a. But most if not all of the verbs in question may be regarded as true perfects, i.e. they denote a mental or physical state resulting from the accomplishment of the action; thus, πέφρι_κα I have shuddered and am now in a state of shuddering.

b. Certain verbs tend to appear in the perfect for emphasis: τέθνηκα am dead, ἀπόλωλα perish, πέπρα_κα sell (have sold).

1948. Empiric Perfect.—The perfect may set forth a general truth expressly based on a fact of experience: ““ ἀταξία_ πολλοὺς ἤδη ἀπολώλεκενlack of discipline ere now has been the ruin of manyX. A. 3.1.38. Cp. 1930.

1949. Perfect of Dated Past Action.—The perfect is sometimes used of a past action whose time is specifically stated: ““ὕβρισμαι τότεI was insulted on that occasionD. 21.7. This use approaches that of the aorist.
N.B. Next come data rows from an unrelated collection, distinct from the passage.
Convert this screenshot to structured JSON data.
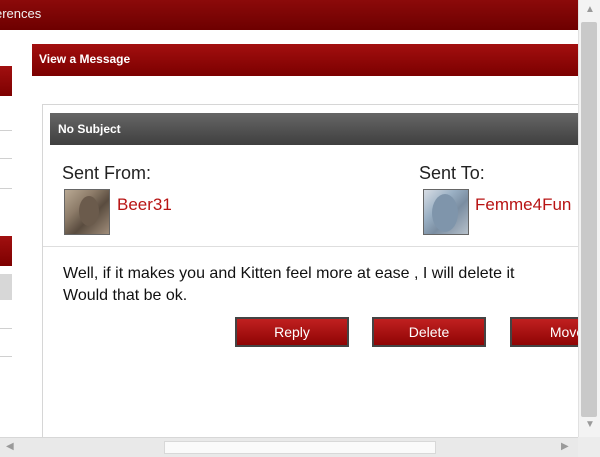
{
  "nav": {
    "partial_label": "erences"
  },
  "main": {
    "header": "View a Message",
    "message": {
      "subject": "No Subject",
      "from_label": "Sent From:",
      "from_user": "Beer31",
      "to_label": "Sent To:",
      "to_user": "Femme4Fun",
      "body_line1": "Well, if it makes you and Kitten feel more at ease , I will delete it",
      "body_line2": "Would that be ok."
    },
    "buttons": {
      "reply": "Reply",
      "delete": "Delete",
      "move": "Move"
    }
  },
  "colors": {
    "brand_red": "#8c0a0a",
    "subject_gray": "#4a4a4a",
    "link_red": "#b81414"
  }
}
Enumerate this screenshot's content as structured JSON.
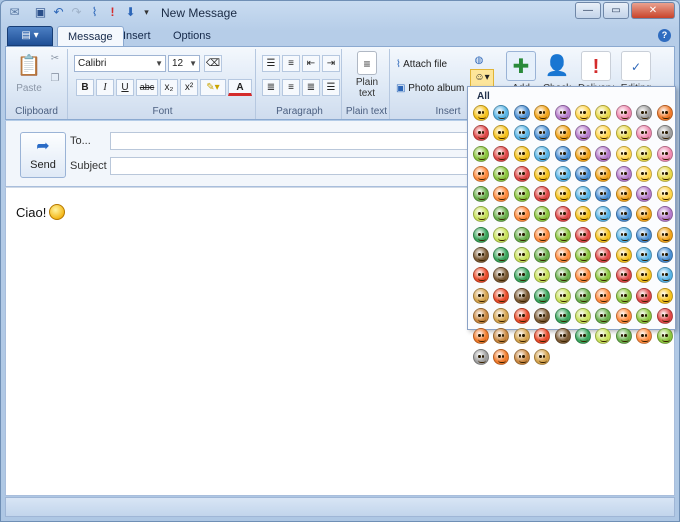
{
  "window": {
    "title": "New Message"
  },
  "tabs": [
    {
      "label": "Message",
      "active": true
    },
    {
      "label": "Insert",
      "active": false
    },
    {
      "label": "Options",
      "active": false
    }
  ],
  "ribbon": {
    "clipboard": {
      "group_label": "Clipboard",
      "paste_label": "Paste"
    },
    "font": {
      "group_label": "Font",
      "font_name": "Calibri",
      "font_size": "12",
      "bold": "B",
      "italic": "I",
      "underline": "U",
      "strike": "abc",
      "subscript": "x₂",
      "superscript": "x²",
      "font_color_glyph": "A"
    },
    "paragraph": {
      "group_label": "Paragraph"
    },
    "plain_text": {
      "group_label": "Plain text",
      "button_label_line1": "Plain",
      "button_label_line2": "text"
    },
    "insert": {
      "group_label": "Insert",
      "attach_file": "Attach file",
      "photo_album": "Photo album"
    },
    "add_label": "Add",
    "check_label": "Check",
    "delivery_label": "Delivery",
    "editing_label": "Editing"
  },
  "header": {
    "send_label": "Send",
    "to_label": "To...",
    "subject_label": "Subject",
    "to_value": "",
    "subject_value": ""
  },
  "body": {
    "text": "Ciao!"
  },
  "emoticon_panel": {
    "title": "All",
    "count": 124,
    "colors": [
      "#f6c21c",
      "#f2a41b",
      "#e8d84a",
      "#f07a2a",
      "#e94b2a",
      "#c7e15a",
      "#8cc63f",
      "#58b4e6",
      "#b57acb",
      "#f08ab0",
      "#c9873f",
      "#7c5a34",
      "#6ab04c",
      "#e04848",
      "#4a8fd4",
      "#ffd54a",
      "#9e9e9e",
      "#d4a24c",
      "#3aa55c",
      "#ff8a3d"
    ]
  },
  "colors": {
    "accent": "#2f6cc0",
    "ribbon_border": "#8ba9d0"
  }
}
1950. Perfect for Future Perfect.—The perfect may be used vividly for the future perfect to anticipate an action not yet done: κἂ_ν τοῦτο νι_κῶμεν, πάνθ᾽ ἡμῖν πεποίηται and if we conquer in that quarter, everything has been (will have been) accomplished by us X. A. 1.8.12.
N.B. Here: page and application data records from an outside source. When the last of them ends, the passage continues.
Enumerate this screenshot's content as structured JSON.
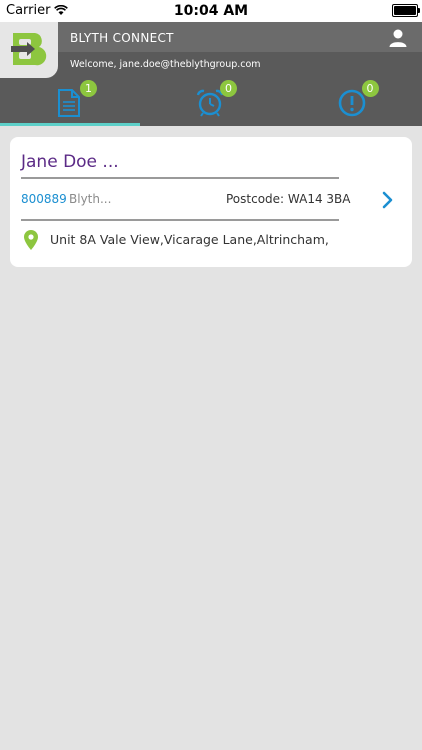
{
  "status_bar": {
    "carrier": "Carrier",
    "time": "10:04 AM"
  },
  "header": {
    "app_title": "BLYTH CONNECT",
    "welcome": "Welcome, jane.doe@theblythgroup.com",
    "logo_color": "#8dc63f"
  },
  "tabs": [
    {
      "icon": "document-icon",
      "badge": "1"
    },
    {
      "icon": "alarm-clock-icon",
      "badge": "0"
    },
    {
      "icon": "alert-icon",
      "badge": "0"
    }
  ],
  "job": {
    "customer_name": "Jane Doe ...",
    "job_number": "800889",
    "site_name": "Blyth...",
    "postcode_label": "Postcode:",
    "postcode": "WA14 3BA",
    "address": "Unit 8A Vale View,Vicarage Lane,Altrincham,"
  },
  "colors": {
    "accent_blue": "#1b8fd1",
    "badge_green": "#8dc63f",
    "name_purple": "#5b2a86",
    "tab_indicator": "#5ed0c9"
  }
}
a. Especially with the phrase τὸ ἐπί τινι, the perfect anticipates the certain occurrence of an event: ““τὸ ἐπὶ τούτῳ ἀπολώλαμενfor all he could do, we had perishedX. A. 6.6.23.
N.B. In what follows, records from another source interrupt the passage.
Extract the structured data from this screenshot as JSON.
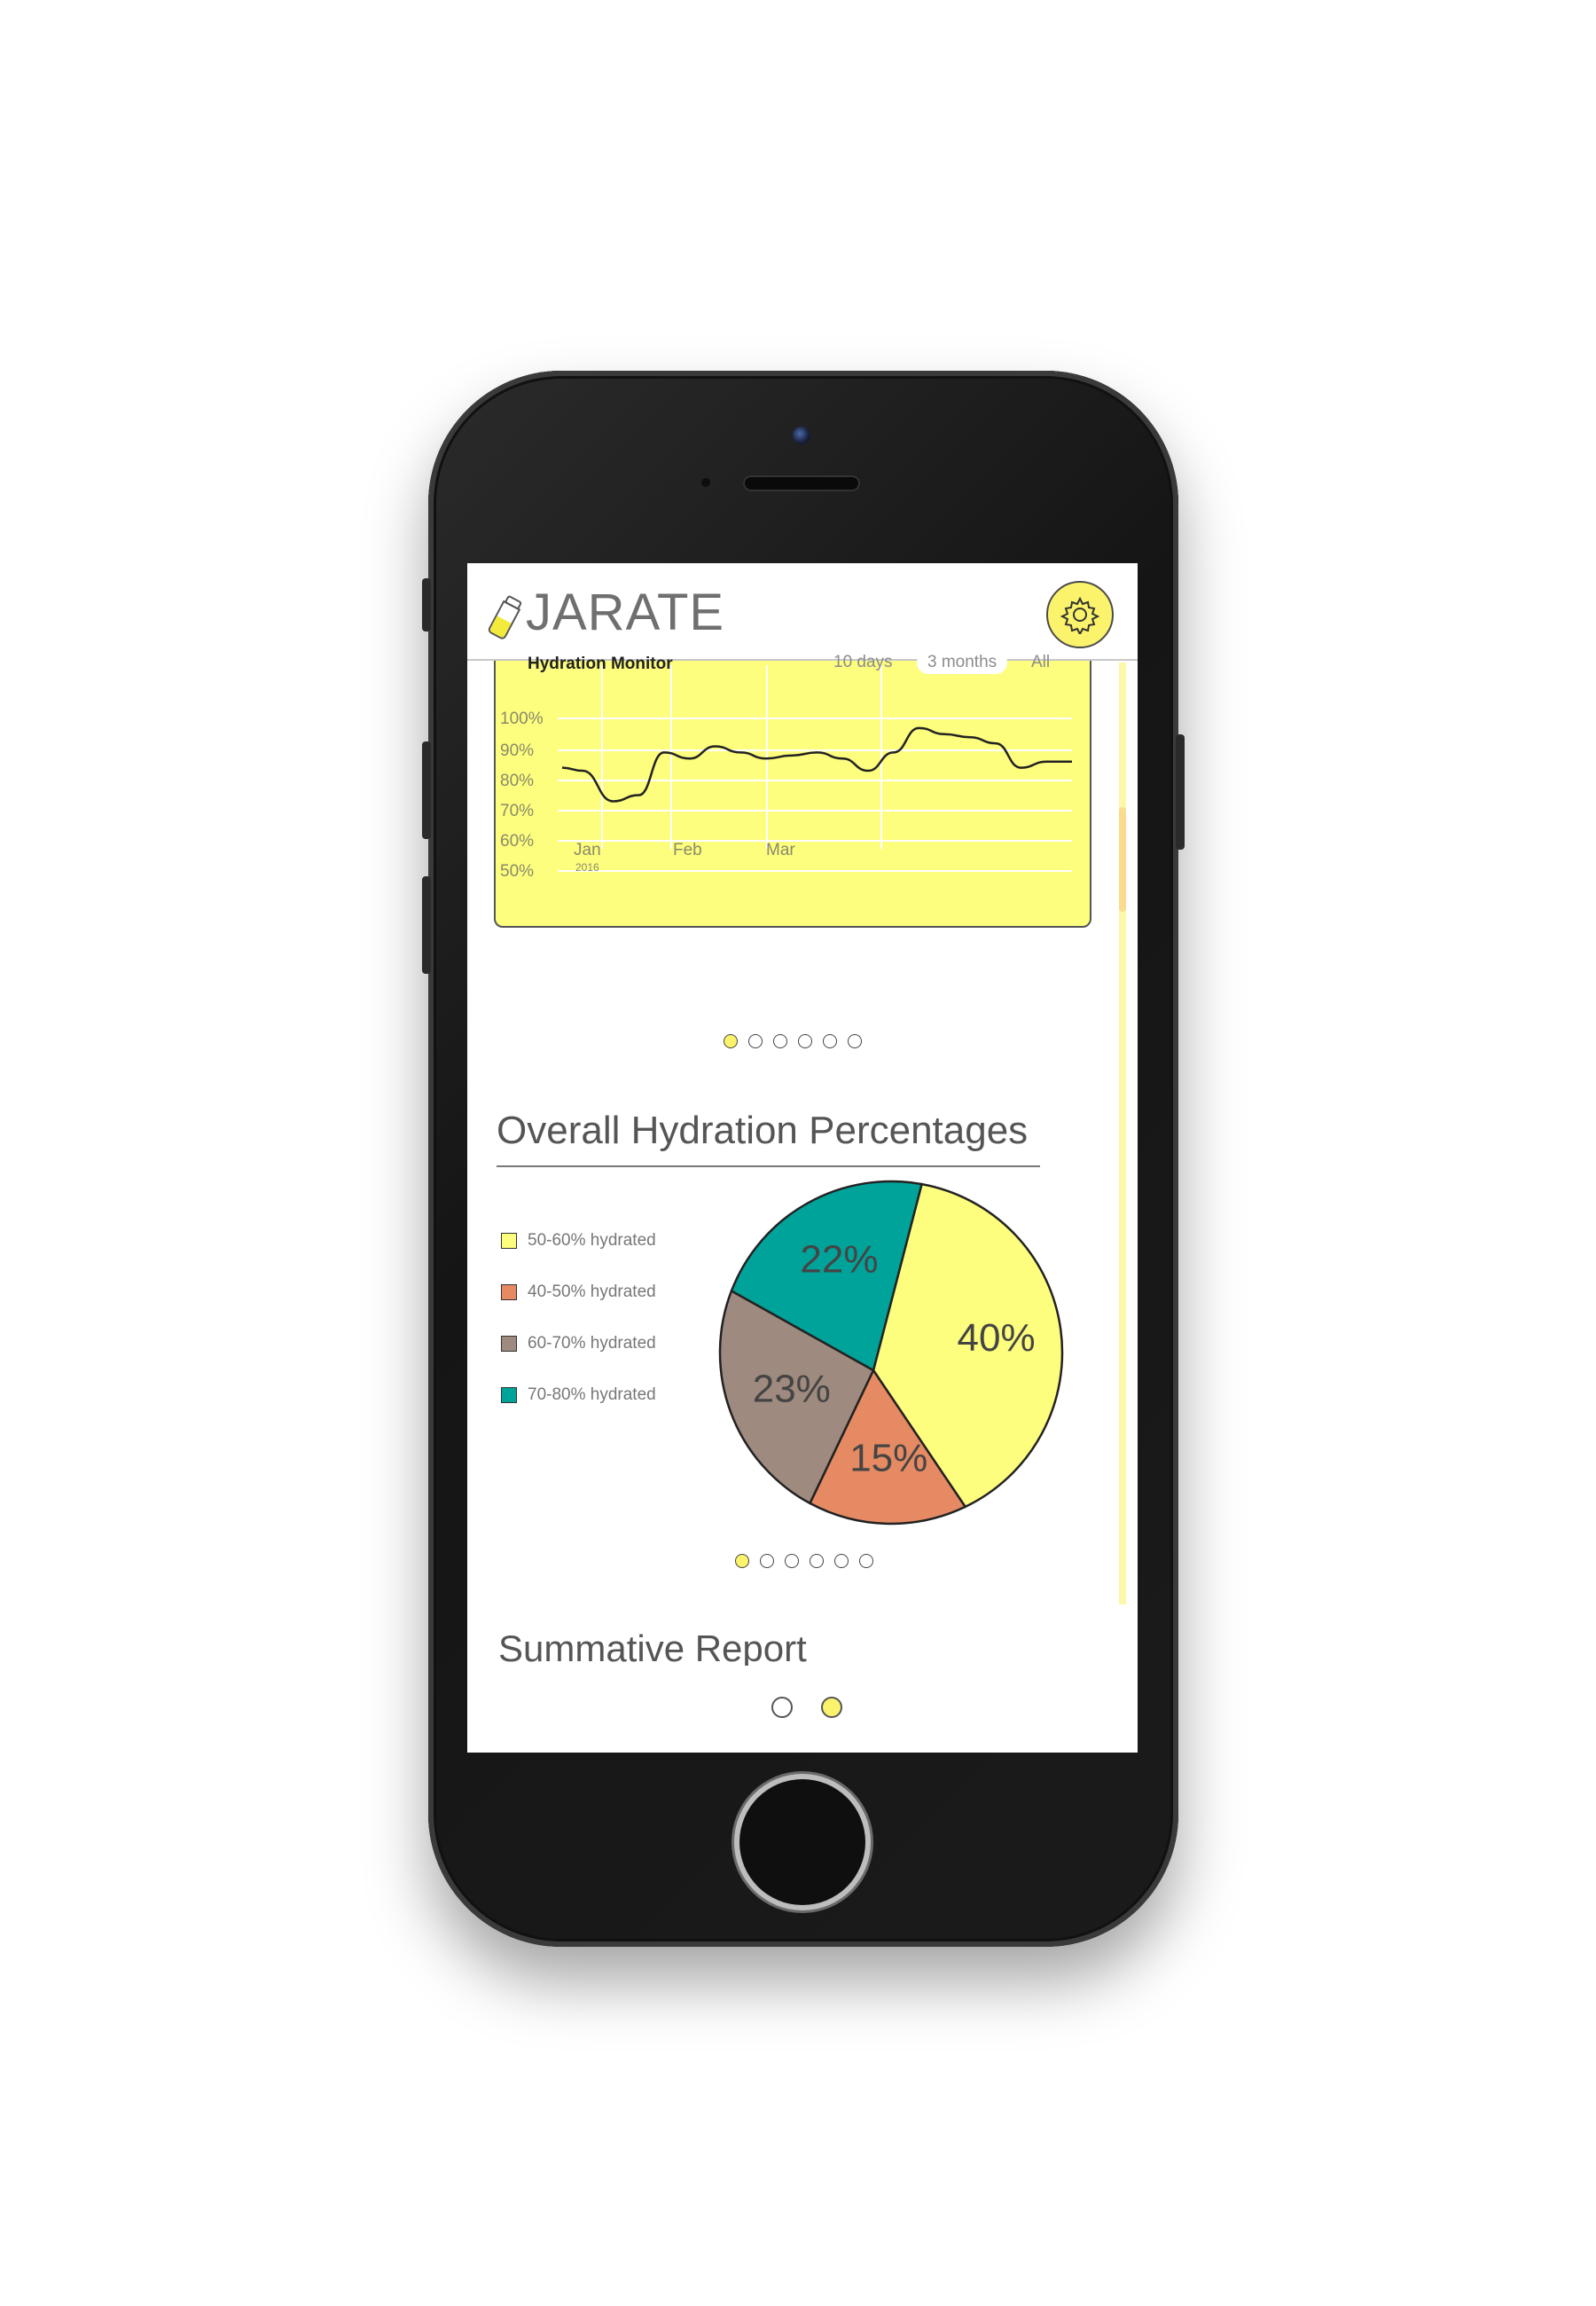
{
  "app": {
    "title": "JARATE"
  },
  "monitor": {
    "title": "Hydration Monitor",
    "ranges": [
      "10 days",
      "3 months",
      "All"
    ],
    "active_range": "3 months"
  },
  "chart_data": [
    {
      "type": "line",
      "title": "Hydration Monitor",
      "y_ticks": [
        "100%",
        "90%",
        "80%",
        "70%",
        "60%",
        "50%"
      ],
      "x_ticks": [
        "Jan",
        "Feb",
        "Mar"
      ],
      "x_sublabel": "2016",
      "ylim": [
        50,
        100
      ],
      "grid": true,
      "series": [
        {
          "x": [
            0,
            4,
            10,
            15,
            20,
            25,
            30,
            35,
            40,
            45,
            50,
            55,
            60,
            65,
            70,
            75,
            80,
            85,
            90,
            95,
            100
          ],
          "values": [
            85,
            84,
            74,
            76,
            90,
            88,
            92,
            90,
            88,
            89,
            90,
            88,
            84,
            90,
            98,
            96,
            95,
            93,
            85,
            87,
            87
          ]
        }
      ]
    },
    {
      "type": "pie",
      "title": "Overall Hydration Percentages",
      "legend": [
        "50-60% hydrated",
        "40-50% hydrated",
        "60-70% hydrated",
        "70-80% hydrated"
      ],
      "slices": [
        {
          "label": "50-60% hydrated",
          "value": 40,
          "display": "40%",
          "color": "#fdfd7e"
        },
        {
          "label": "40-50% hydrated",
          "value": 15,
          "display": "15%",
          "color": "#e58a63"
        },
        {
          "label": "60-70% hydrated",
          "value": 23,
          "display": "23%",
          "color": "#9e8a7e"
        },
        {
          "label": "70-80% hydrated",
          "value": 22,
          "display": "22%",
          "color": "#00a39a"
        }
      ]
    }
  ],
  "carousel1": {
    "count": 6,
    "active": 0
  },
  "carousel2": {
    "count": 6,
    "active": 0
  },
  "pager": {
    "count": 2,
    "active": 1
  },
  "sections": {
    "hydration_title": "Overall Hydration Percentages",
    "summative_title": "Summative Report"
  },
  "colors": {
    "accent": "#fbf36b",
    "card": "#fdfd7e",
    "teal": "#00a39a",
    "coral": "#e58a63",
    "taupe": "#9e8a7e"
  }
}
1951. In subordinate clauses, the action of the perfect is usually (a) contemporaneous, but may be (b) antecedent to that of the main verb. The context alone decides in which sense the perfect is to be taken. (a) οἱ δὲ θεράποντες, ἐπειδὴ ἐς ἀντίπαλα καθεστήκαμεν, αὐτομολοῦσι while our attendants desert, now that we have been brought down to a level with the Syracusans T. 7.13. (b) σοι τύχη κέχρηκε, ταῦτ᾽ ἀφείλετο Fortune has taken back what she has lent you Men. fr. 598.

On the epistolary perfect see 1942 a.


1952. The pluperfect is the past of the perfect, hence it denotes a past fixed state resulting from a completed action: ἐβεβουλεύμην I had (was) resolved.

a. When the perfect is translated by the present, the pluperfect is rendered by the imperfect: ἐκεκτήμην was in possession, ἐτεθνήκει he was dead, ᾔδη knew, ἐμεμνήμην remembered. Cp. 1946.

1953. Pluperfect of Immediate Occurrence.—The pluperfect may denote that a past action occurred so immediately or suddenly that it was accomplished almost at the same moment as another action: ὡς δὲ ἐλήφθησαν, ἐλέλυντο αἱ σπονδαί and when they were captured the truce was (already) at an end T. 4.47 (the fact of their capture was equivalent to the immediate rupture of the truce).

1954. In subordinate clauses the pluperfect is rarely used to mark an action as anterior to an action already past: ““ἦλθον οἱ Ἰνδοὶ ἐκ τῶν πολεμίων οὓς ἐπεπόμφει Κῦρος ἐπὶ κατασκοπήνthe Indians returned whom Cyrus had sent to get news of the enemyX. C. 6.2.9. The aorist is usually employed (1943, 1944 b).


1955. The future perfect denotes a future state resulti